The Fox of Glenarvon

The Fox of Glenarvon (German: Der Fuchs von Glenarvon) is a German propaganda film from the Nazi era portraying the years of the Irish fight for independence during World War I. It was produced in 1940 by Max W. Kimmich and starred Olga Tschechowa, Karl Ludwig Diehl, Ferdinand Marian and others. The screenplay was written by Wolf Neumeister and Hans Bertram after a novel of the same title by Nicola Rhon (Maria von Kirchbach) that had been published at Ullstein publishing house in 1937. It was made at the Johannisthal Studios in Berlin, with sets designed by the art directors Wilhelm Depenau and Otto Erdmann. The shoot lasted from December 1939 to February 1940. It passed censorship on 22 April 1940 and had its debut in Berlin's Ufa-Palast am Zoo two days later.

The Fox of Glenarvon
The Fox of Glenarvon.png
Directed byMax W. Kimmich
Produced byHerbert Engelsing
Written byNicola Rhon (novel)
Hans Bertram
Wolf Neumeister [de]
StarringOlga Tschechowa
Karl Ludwig Diehl
Ferdinand Marian
Elisabeth Flickenschildt
Music byOtto Konradt
CinematographyFritz Arno Wagner
Edited byWilly Zeyn
Production
company
Distributed byTobis Filmkunst
Release date
24 April 1940
Running time
91 minutes
CountryNazi Germany
LanguageGerman

SynopsisEdit

Set in 1884, the film takes place in the fictional Irish county of Glenarvon, somewhere in the northwest of Galway, and tells the story of Gloria Grandison, an Irish wife of the local British magistrate who falls in love with an Irish nationalist and leaves her husband for him.

CastEdit

BackgroundEdit

Made at the beginning of the war between Nazi Germany and the United Kingdom, the film stands in a long line of anti-British propaganda films.[1] Therefore, the love story is only a vehicle for the theory of the superiority of the "earthy" Irish race over the "rotten" British race, and as in My Life for Ireland, the British are portrayed as brutal and unscrupulous.[2] The film, does not, however, operate on such crude anti-British stereotypes as such later films as Uncle Krüger and Carl Peters, which were filmed after Hitler and the Nazis had given up hope of making peace with Britain.[3]

The Irish campaign for independence is also depicted less historically and more in the manner of the Nazi seizure of power, including the disruption of a funeral as in the film Hans Westmar.[4]

AwardsEdit
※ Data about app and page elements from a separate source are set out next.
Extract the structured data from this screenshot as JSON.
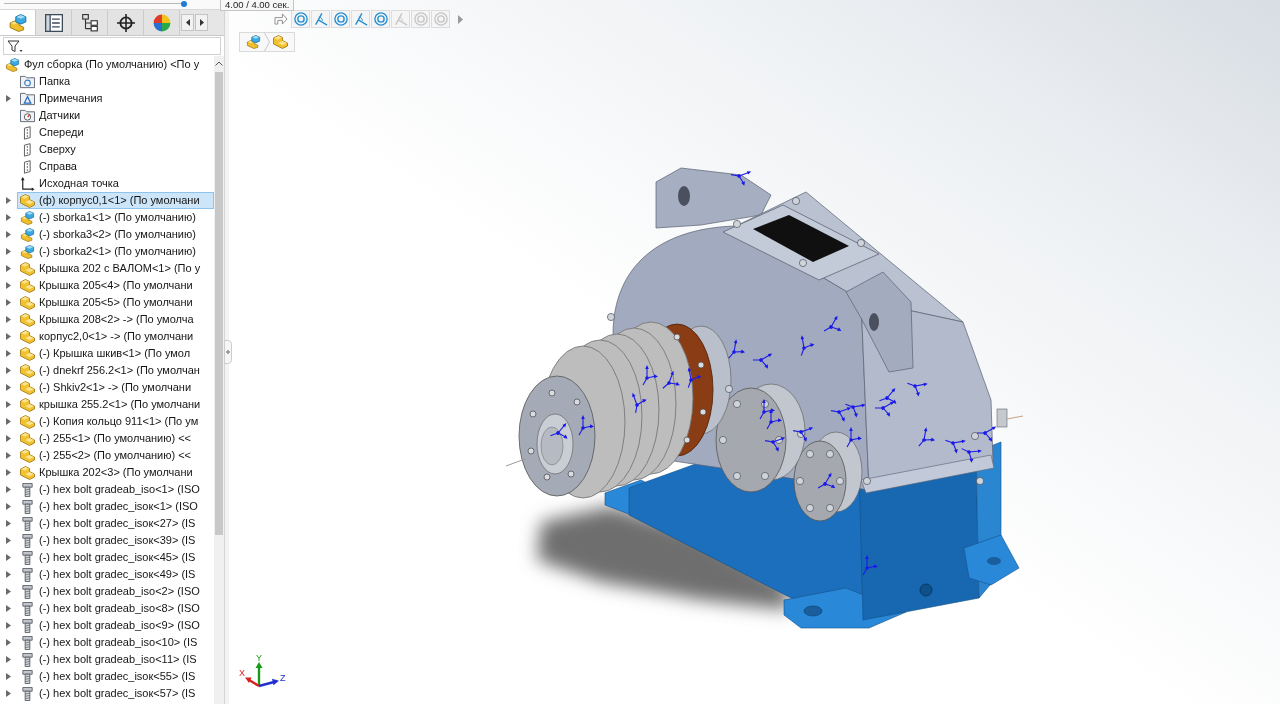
{
  "playback": {
    "level": 1,
    "time": "4.00 / 4.00 сек."
  },
  "panel_tabs": [
    {
      "kind": "feature-tree",
      "selected": true
    },
    {
      "kind": "property",
      "selected": false
    },
    {
      "kind": "configuration",
      "selected": false
    },
    {
      "kind": "dimxpert",
      "selected": false
    },
    {
      "kind": "display",
      "selected": false
    }
  ],
  "tree": {
    "label": "Фул сборка (По умолчанию) <По у",
    "kind": "assembly",
    "selected": false,
    "children": [
      {
        "label": "Папка",
        "kind": "folder",
        "expandable": false,
        "selected": false
      },
      {
        "label": "Примечания",
        "kind": "annotations",
        "expandable": true,
        "selected": false
      },
      {
        "label": "Датчики",
        "kind": "sensors",
        "expandable": false,
        "selected": false
      },
      {
        "label": "Спереди",
        "kind": "plane",
        "expandable": false,
        "selected": false
      },
      {
        "label": "Сверху",
        "kind": "plane",
        "expandable": false,
        "selected": false
      },
      {
        "label": "Справа",
        "kind": "plane",
        "expandable": false,
        "selected": false
      },
      {
        "label": "Исходная точка",
        "kind": "origin",
        "expandable": false,
        "selected": false
      },
      {
        "label": "(ф) корпус0,1<1> (По умолчани",
        "kind": "part",
        "expandable": true,
        "selected": true
      },
      {
        "label": "(-) sborka1<1> (По умолчанию)",
        "kind": "assembly",
        "expandable": true,
        "selected": false
      },
      {
        "label": "(-) sborka3<2> (По умолчанию)",
        "kind": "assembly",
        "expandable": true,
        "selected": false
      },
      {
        "label": "(-) sborka2<1> (По умолчанию)",
        "kind": "assembly",
        "expandable": true,
        "selected": false
      },
      {
        "label": "Крышка 202 с ВАЛОМ<1> (По у",
        "kind": "part",
        "expandable": true,
        "selected": false
      },
      {
        "label": "Крышка 205<4> (По умолчани",
        "kind": "part",
        "expandable": true,
        "selected": false
      },
      {
        "label": "Крышка 205<5> (По умолчани",
        "kind": "part",
        "expandable": true,
        "selected": false
      },
      {
        "label": "Крышка 208<2> -> (По умолча",
        "kind": "part",
        "expandable": true,
        "selected": false
      },
      {
        "label": "корпус2,0<1> -> (По умолчани",
        "kind": "part",
        "expandable": true,
        "selected": false
      },
      {
        "label": "(-) Крышка шкив<1> (По умол",
        "kind": "part",
        "expandable": true,
        "selected": false
      },
      {
        "label": "(-) dnekrf 256.2<1> (По умолчан",
        "kind": "part",
        "expandable": true,
        "selected": false
      },
      {
        "label": "(-) Shkiv2<1> -> (По умолчани",
        "kind": "part",
        "expandable": true,
        "selected": false
      },
      {
        "label": "крышка 255.2<1> (По умолчани",
        "kind": "part",
        "expandable": true,
        "selected": false
      },
      {
        "label": "(-) Копия кольцо 911<1> (По ум",
        "kind": "part",
        "expandable": true,
        "selected": false
      },
      {
        "label": "(-) 255<1> (По умолчанию) <<",
        "kind": "part",
        "expandable": true,
        "selected": false
      },
      {
        "label": "(-) 255<2> (По умолчанию) <<",
        "kind": "part",
        "expandable": true,
        "selected": false
      },
      {
        "label": "Крышка 202<3> (По умолчани",
        "kind": "part",
        "expandable": true,
        "selected": false
      },
      {
        "label": "(-) hex bolt gradeab_iso<1> (ISO",
        "kind": "bolt",
        "expandable": true,
        "selected": false
      },
      {
        "label": "(-) hex bolt gradec_isoк<1> (ISO",
        "kind": "bolt",
        "expandable": true,
        "selected": false
      },
      {
        "label": "(-) hex bolt gradec_isoк<27> (IS",
        "kind": "bolt",
        "expandable": true,
        "selected": false
      },
      {
        "label": "(-) hex bolt gradec_isoк<39> (IS",
        "kind": "bolt",
        "expandable": true,
        "selected": false
      },
      {
        "label": "(-) hex bolt gradec_isoк<45> (IS",
        "kind": "bolt",
        "expandable": true,
        "selected": false
      },
      {
        "label": "(-) hex bolt gradec_isoк<49> (IS",
        "kind": "bolt",
        "expandable": true,
        "selected": false
      },
      {
        "label": "(-) hex bolt gradeab_iso<2> (ISO",
        "kind": "bolt",
        "expandable": true,
        "selected": false
      },
      {
        "label": "(-) hex bolt gradeab_iso<8> (ISO",
        "kind": "bolt",
        "expandable": true,
        "selected": false
      },
      {
        "label": "(-) hex bolt gradeab_iso<9> (ISO",
        "kind": "bolt",
        "expandable": true,
        "selected": false
      },
      {
        "label": "(-) hex bolt gradeab_iso<10> (IS",
        "kind": "bolt",
        "expandable": true,
        "selected": false
      },
      {
        "label": "(-) hex bolt gradeab_iso<11> (IS",
        "kind": "bolt",
        "expandable": true,
        "selected": false
      },
      {
        "label": "(-) hex bolt gradec_isoк<55> (IS",
        "kind": "bolt",
        "expandable": true,
        "selected": false
      },
      {
        "label": "(-) hex bolt gradec_isoк<57> (IS",
        "kind": "bolt",
        "expandable": true,
        "selected": false
      }
    ]
  },
  "toolbar": [
    {
      "kind": "concentric",
      "disabled": false
    },
    {
      "kind": "angle",
      "disabled": false
    },
    {
      "kind": "concentric",
      "disabled": false
    },
    {
      "kind": "angle",
      "disabled": false
    },
    {
      "kind": "concentric",
      "disabled": false
    },
    {
      "kind": "angle",
      "disabled": true
    },
    {
      "kind": "concentric",
      "disabled": true
    },
    {
      "kind": "concentric",
      "disabled": true
    }
  ],
  "breadcrumb": [
    {
      "kind": "assembly"
    },
    {
      "kind": "part"
    }
  ],
  "triad": {
    "x": "X",
    "y": "Y",
    "z": "Z"
  }
}
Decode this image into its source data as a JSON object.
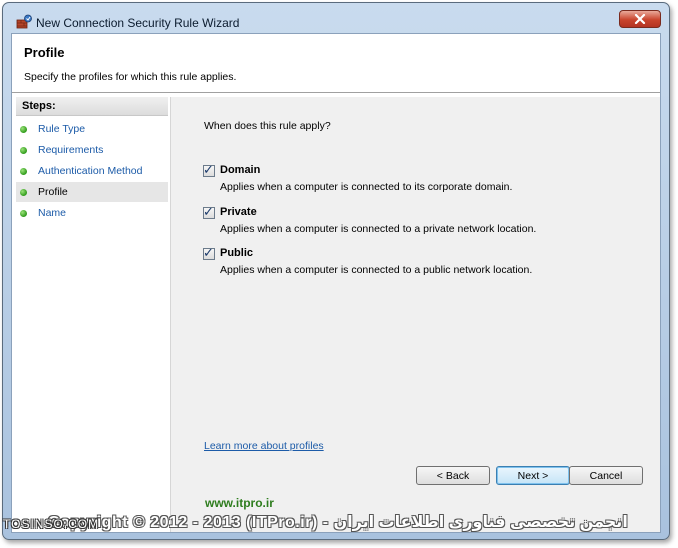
{
  "window": {
    "title": "New Connection Security Rule Wizard",
    "close_icon": "close-icon"
  },
  "header": {
    "title": "Profile",
    "subtitle": "Specify the profiles for which this rule applies."
  },
  "steps": {
    "title": "Steps:",
    "items": [
      {
        "label": "Rule Type",
        "current": false
      },
      {
        "label": "Requirements",
        "current": false
      },
      {
        "label": "Authentication Method",
        "current": false
      },
      {
        "label": "Profile",
        "current": true
      },
      {
        "label": "Name",
        "current": false
      }
    ]
  },
  "content": {
    "question": "When does this rule apply?",
    "options": [
      {
        "label": "Domain",
        "checked": true,
        "description": "Applies when a computer is connected to its corporate domain."
      },
      {
        "label": "Private",
        "checked": true,
        "description": "Applies when a computer is connected to a private network location."
      },
      {
        "label": "Public",
        "checked": true,
        "description": "Applies when a computer is connected to a public network location."
      }
    ],
    "learn_more": "Learn more about profiles"
  },
  "buttons": {
    "back": "< Back",
    "next": "Next >",
    "cancel": "Cancel"
  },
  "watermark": {
    "url": "www.itpro.ir",
    "copyright": "Copyright © 2012 - 2013 (ITPro.ir) - انجمن تخصصی فناوری اطلاعات ایران",
    "brand": "TOSINSO.COM"
  },
  "colors": {
    "accent": "#1c5ba8",
    "step_dot": "#2f9a1a",
    "watermark_url": "#2e7d1e"
  }
}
Shortly after release, the film was graded artistically valuable by film checkers of the Propaganda Ministry. This attribute was given to movies that fulfilled special aesthetic criteria besides the actors' performances and meant that cinemas had to pay less entertainment tax when showing this film. Even Goebbels was quite enthusiastic about the final movie: on 22 April 1940, he wrote in his diary: "Now it's great and very useful for our propaganda."

Further informationEdit
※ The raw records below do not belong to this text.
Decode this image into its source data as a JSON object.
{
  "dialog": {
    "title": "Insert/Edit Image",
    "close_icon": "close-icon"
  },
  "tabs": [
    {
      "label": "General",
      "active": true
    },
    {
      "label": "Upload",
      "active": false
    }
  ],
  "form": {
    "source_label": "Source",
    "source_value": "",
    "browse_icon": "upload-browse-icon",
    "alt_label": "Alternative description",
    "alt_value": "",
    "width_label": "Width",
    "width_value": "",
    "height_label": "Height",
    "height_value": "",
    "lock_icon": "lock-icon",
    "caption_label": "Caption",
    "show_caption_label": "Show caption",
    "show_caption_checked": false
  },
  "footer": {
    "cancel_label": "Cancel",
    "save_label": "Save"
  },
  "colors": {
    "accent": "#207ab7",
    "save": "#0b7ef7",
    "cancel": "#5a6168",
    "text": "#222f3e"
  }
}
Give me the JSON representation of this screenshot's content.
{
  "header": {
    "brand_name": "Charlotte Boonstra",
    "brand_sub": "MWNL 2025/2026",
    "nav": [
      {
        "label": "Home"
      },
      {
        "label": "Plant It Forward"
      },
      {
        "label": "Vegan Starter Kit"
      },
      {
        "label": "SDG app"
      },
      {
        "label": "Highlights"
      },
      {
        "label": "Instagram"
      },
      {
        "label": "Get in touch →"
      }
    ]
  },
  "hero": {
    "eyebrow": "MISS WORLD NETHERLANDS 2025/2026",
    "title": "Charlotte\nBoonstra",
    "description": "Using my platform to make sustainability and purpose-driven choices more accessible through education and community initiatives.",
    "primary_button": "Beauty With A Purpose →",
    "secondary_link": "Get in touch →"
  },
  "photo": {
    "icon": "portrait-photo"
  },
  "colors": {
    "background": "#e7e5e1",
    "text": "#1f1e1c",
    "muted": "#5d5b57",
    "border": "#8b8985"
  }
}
The film was shown in many foreign countries, especially those that were allied with Nazi Germany, such as Finland, where it made its debut on 8 March 1942 under the title of Rakkaus voittaa kaikken. Later it was renamed there to Vapauden liekki, and in 1941, it was banned from the stages. The movie was also shown in Italy (La volpe insanguinata), Greece (I epanastatis) and even in the Soviet Union (Vozmezdie). After the war, it was banned by the Allies.

See alsoEdit
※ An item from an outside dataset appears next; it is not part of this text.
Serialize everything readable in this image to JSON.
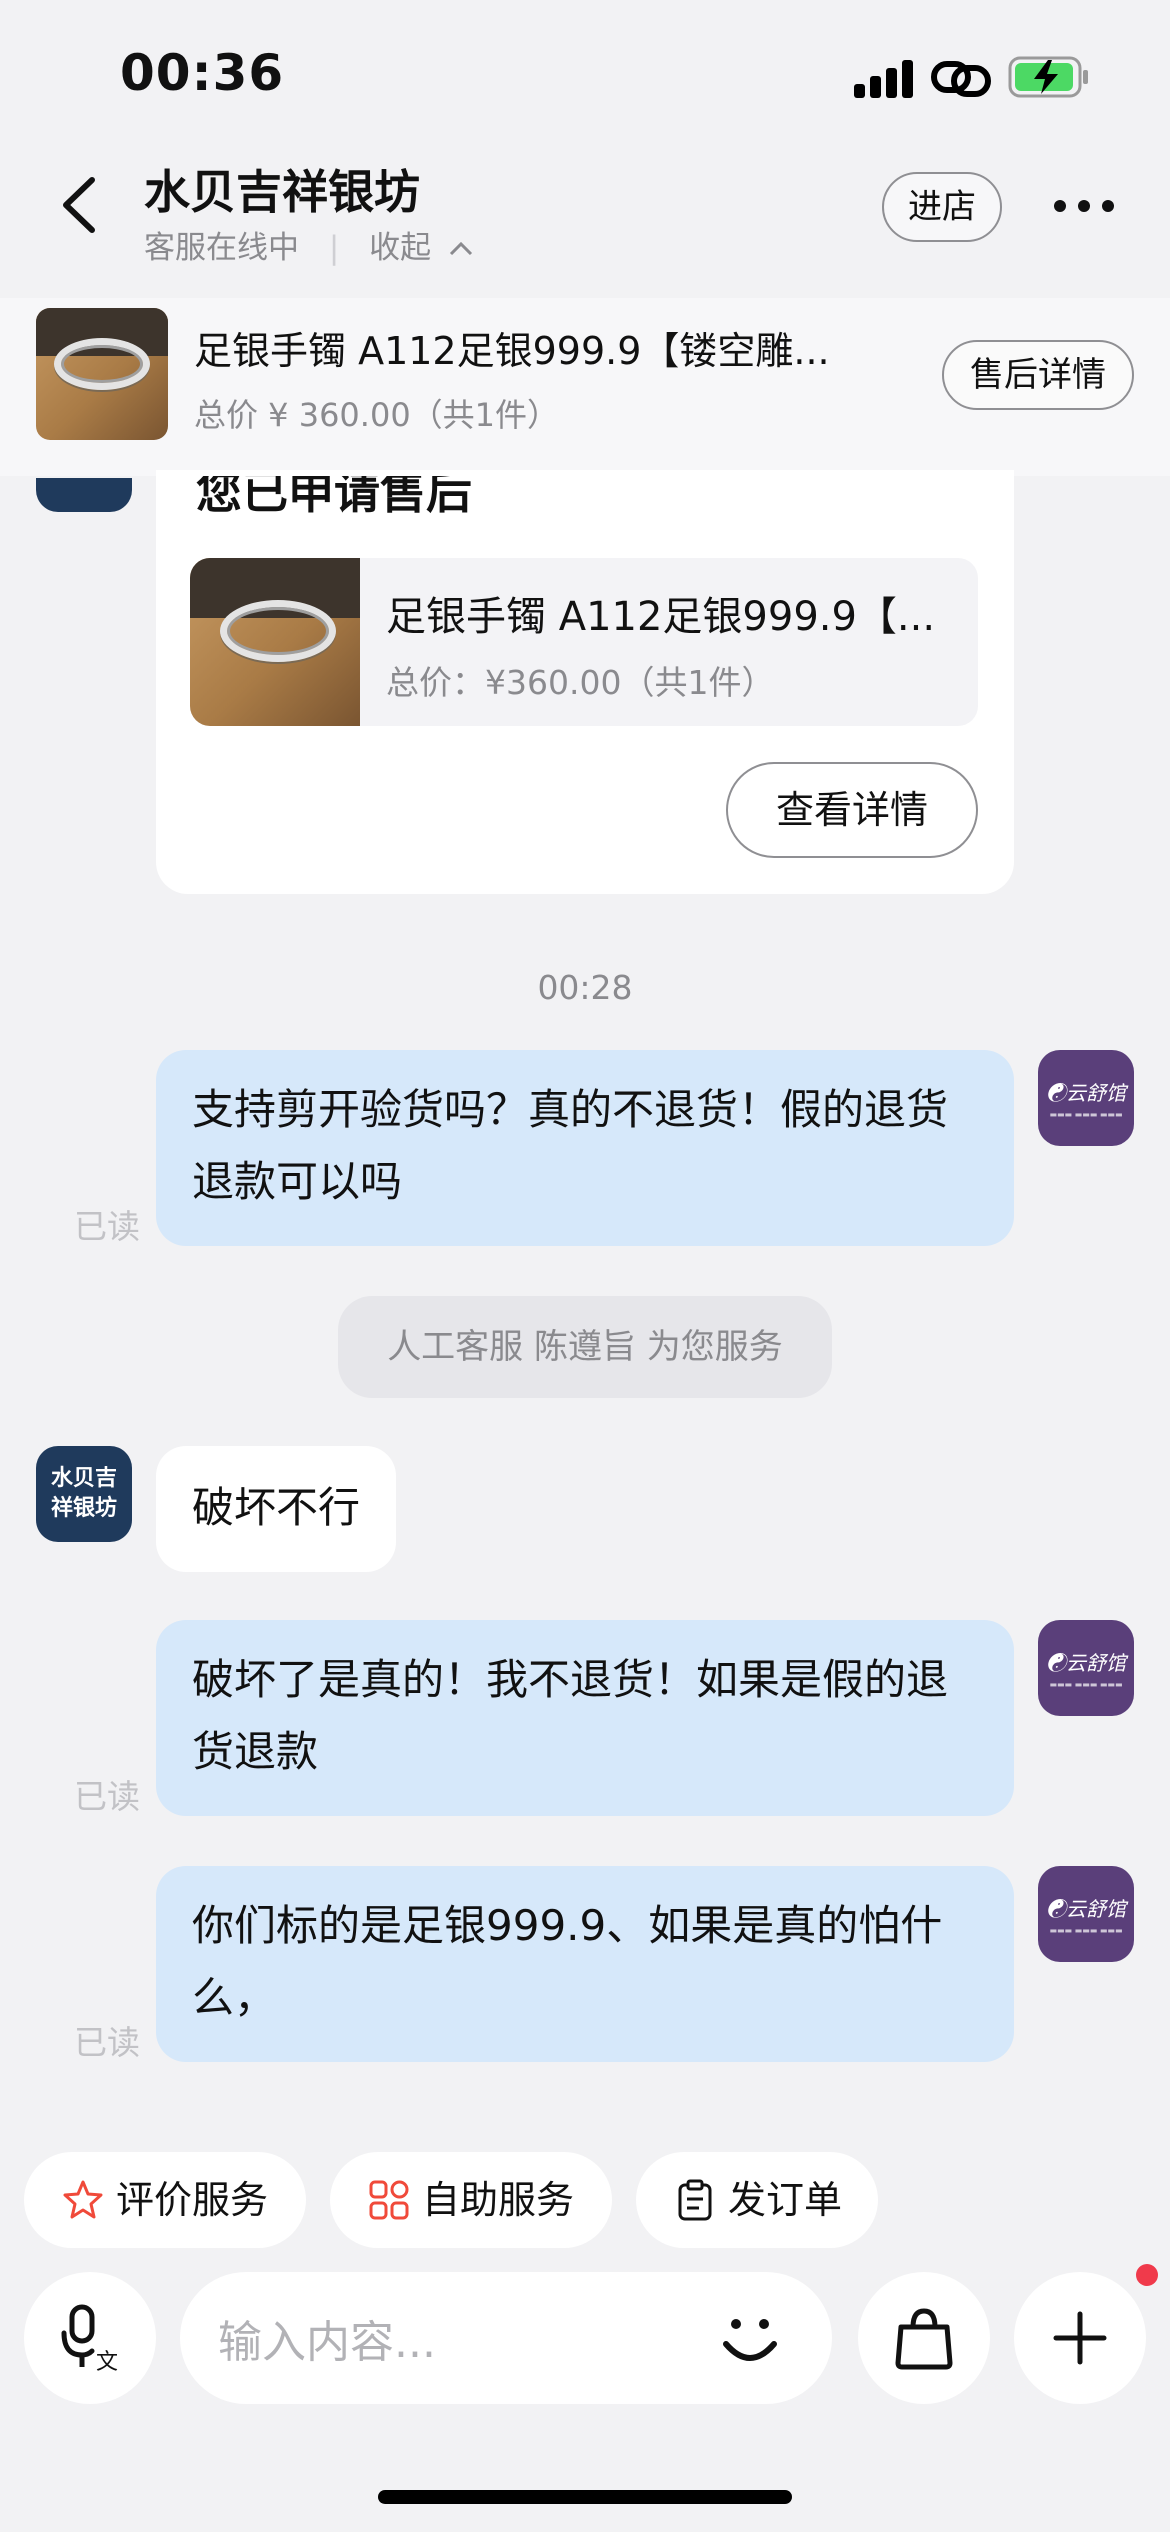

ReferencesEdit

  1. ^ Robert Edwin Hertzstein, The War That Hitler Won p. 343 ISBN 0-399-11845-4
  2. ^ Erwin Leiser, Nazi Cinema p. 97 ISBN 0-02-570230-0
  3. ^ Erwin Leiser, Nazi Cinema p. 99 ISBN 0-02-570230-0
  4. ^ Robert Edwin Hertzstein, The War That Hitler Won pp. 343-4 ISBN 0-399-11845-4

BibliographyEdit

  • filmportal.de [1]
  • Klaus, Ulrich J.: German sound films. Encyclopedia of full-length German movies (1929–1945), sorted by their German debut dates. - Berlin [et al.], 1940.

External linksEdit